[Data entries]
# # # #

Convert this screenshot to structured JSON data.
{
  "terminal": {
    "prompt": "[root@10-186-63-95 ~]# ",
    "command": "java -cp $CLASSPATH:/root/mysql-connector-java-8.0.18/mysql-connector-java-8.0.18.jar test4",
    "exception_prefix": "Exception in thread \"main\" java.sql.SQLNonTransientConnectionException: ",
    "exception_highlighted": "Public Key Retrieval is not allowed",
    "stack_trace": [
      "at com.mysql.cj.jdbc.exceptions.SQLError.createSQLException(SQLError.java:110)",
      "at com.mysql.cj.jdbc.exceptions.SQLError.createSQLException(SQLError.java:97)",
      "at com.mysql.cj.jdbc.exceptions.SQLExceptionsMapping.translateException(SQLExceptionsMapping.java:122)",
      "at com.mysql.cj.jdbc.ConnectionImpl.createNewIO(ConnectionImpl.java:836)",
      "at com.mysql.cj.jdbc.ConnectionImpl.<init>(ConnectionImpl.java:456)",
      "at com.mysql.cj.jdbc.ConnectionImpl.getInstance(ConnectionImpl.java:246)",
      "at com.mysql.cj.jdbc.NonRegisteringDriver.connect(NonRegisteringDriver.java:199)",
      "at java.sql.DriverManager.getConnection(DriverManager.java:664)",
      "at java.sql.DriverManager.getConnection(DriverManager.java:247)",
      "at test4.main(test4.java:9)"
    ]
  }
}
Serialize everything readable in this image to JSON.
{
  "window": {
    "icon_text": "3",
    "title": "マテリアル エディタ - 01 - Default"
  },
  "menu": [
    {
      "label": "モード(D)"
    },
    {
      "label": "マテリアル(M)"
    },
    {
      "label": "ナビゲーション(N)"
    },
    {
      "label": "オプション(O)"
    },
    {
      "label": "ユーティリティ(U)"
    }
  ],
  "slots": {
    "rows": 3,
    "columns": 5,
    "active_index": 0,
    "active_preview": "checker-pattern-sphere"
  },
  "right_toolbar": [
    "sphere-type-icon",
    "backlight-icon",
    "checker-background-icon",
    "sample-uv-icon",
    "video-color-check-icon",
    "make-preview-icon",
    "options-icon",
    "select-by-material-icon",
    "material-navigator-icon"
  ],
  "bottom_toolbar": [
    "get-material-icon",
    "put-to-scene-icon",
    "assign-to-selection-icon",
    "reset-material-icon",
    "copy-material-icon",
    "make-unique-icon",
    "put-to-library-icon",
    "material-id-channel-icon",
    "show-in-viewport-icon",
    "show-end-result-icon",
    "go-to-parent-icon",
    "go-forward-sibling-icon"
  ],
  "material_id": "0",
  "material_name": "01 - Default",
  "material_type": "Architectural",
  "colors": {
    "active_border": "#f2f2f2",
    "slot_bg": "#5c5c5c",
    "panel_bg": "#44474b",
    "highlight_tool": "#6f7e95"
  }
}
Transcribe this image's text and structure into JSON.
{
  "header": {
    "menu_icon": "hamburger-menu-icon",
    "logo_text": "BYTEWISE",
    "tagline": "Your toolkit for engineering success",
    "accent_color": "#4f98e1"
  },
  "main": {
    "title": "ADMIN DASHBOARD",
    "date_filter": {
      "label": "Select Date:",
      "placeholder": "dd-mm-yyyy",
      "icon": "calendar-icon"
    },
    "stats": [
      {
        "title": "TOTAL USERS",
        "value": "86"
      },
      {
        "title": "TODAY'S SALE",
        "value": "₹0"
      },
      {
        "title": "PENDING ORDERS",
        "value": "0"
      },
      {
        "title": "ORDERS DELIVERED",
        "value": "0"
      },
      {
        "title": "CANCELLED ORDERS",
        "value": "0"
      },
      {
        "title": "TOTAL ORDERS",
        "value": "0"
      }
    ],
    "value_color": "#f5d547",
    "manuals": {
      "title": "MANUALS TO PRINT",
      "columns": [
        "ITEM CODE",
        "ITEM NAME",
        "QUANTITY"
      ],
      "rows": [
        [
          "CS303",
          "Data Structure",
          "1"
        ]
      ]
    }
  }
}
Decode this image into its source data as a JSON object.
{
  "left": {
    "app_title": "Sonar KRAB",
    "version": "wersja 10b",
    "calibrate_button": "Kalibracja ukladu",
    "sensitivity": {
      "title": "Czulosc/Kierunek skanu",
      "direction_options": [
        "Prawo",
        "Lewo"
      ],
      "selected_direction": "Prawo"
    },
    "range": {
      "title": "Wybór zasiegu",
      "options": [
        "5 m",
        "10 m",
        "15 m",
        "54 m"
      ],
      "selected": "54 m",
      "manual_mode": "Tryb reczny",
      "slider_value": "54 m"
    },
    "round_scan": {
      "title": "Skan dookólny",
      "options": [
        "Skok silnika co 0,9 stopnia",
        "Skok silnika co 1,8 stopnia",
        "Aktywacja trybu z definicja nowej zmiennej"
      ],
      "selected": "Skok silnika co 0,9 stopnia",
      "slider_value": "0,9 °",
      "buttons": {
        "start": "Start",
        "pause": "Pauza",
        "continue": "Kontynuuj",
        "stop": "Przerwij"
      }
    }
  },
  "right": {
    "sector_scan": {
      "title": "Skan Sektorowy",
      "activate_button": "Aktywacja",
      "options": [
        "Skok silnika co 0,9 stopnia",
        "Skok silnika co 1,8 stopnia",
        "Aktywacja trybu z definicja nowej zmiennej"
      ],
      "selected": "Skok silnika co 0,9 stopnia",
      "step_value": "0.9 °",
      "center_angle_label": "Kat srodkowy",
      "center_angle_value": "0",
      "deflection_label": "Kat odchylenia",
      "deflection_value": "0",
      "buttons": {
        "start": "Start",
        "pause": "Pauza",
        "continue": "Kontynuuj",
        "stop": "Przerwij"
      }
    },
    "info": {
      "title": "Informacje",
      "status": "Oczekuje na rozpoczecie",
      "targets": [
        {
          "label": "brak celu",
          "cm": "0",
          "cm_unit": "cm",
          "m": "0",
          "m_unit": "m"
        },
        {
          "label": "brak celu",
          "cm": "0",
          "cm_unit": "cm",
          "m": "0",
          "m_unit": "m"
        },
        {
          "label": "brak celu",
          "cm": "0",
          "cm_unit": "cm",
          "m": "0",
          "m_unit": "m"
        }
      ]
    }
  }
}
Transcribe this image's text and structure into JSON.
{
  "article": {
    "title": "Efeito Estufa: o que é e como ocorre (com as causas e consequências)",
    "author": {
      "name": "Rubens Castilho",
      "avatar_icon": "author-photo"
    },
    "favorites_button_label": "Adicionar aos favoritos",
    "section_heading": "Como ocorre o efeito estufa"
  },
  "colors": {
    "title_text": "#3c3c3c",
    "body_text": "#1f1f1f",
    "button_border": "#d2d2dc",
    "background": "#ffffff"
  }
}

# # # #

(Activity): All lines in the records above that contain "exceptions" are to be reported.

(Result of the task):
      "at com.mysql.cj.jdbc.exceptions.SQLError.createSQLException(SQLError.java:110)",
      "at com.mysql.cj.jdbc.exceptions.SQLError.createSQLException(SQLError.java:97)",
      "at com.mysql.cj.jdbc.exceptions.SQLExceptionsMapping.translateException(SQLExceptionsMapping.java:122)",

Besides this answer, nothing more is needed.